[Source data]
━━━━━━━━━━━━━━━━━━━━━━━━━━━━━━

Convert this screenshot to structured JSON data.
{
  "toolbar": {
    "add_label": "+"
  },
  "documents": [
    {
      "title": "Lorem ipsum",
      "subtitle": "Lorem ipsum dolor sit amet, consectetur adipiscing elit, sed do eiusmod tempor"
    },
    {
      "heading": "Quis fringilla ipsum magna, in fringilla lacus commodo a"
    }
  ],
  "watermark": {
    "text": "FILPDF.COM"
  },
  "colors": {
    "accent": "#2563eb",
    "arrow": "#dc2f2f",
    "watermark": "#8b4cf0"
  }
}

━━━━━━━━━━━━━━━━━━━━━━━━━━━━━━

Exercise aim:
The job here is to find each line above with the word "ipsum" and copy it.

Result for this exercise:
      "title": "Lorem ipsum",
      "subtitle": "Lorem ipsum dolor sit amet, consectetur adipiscing elit, sed do eiusmod tempor"
      "heading": "Quis fringilla ipsum magna, in fringilla lacus commodo a"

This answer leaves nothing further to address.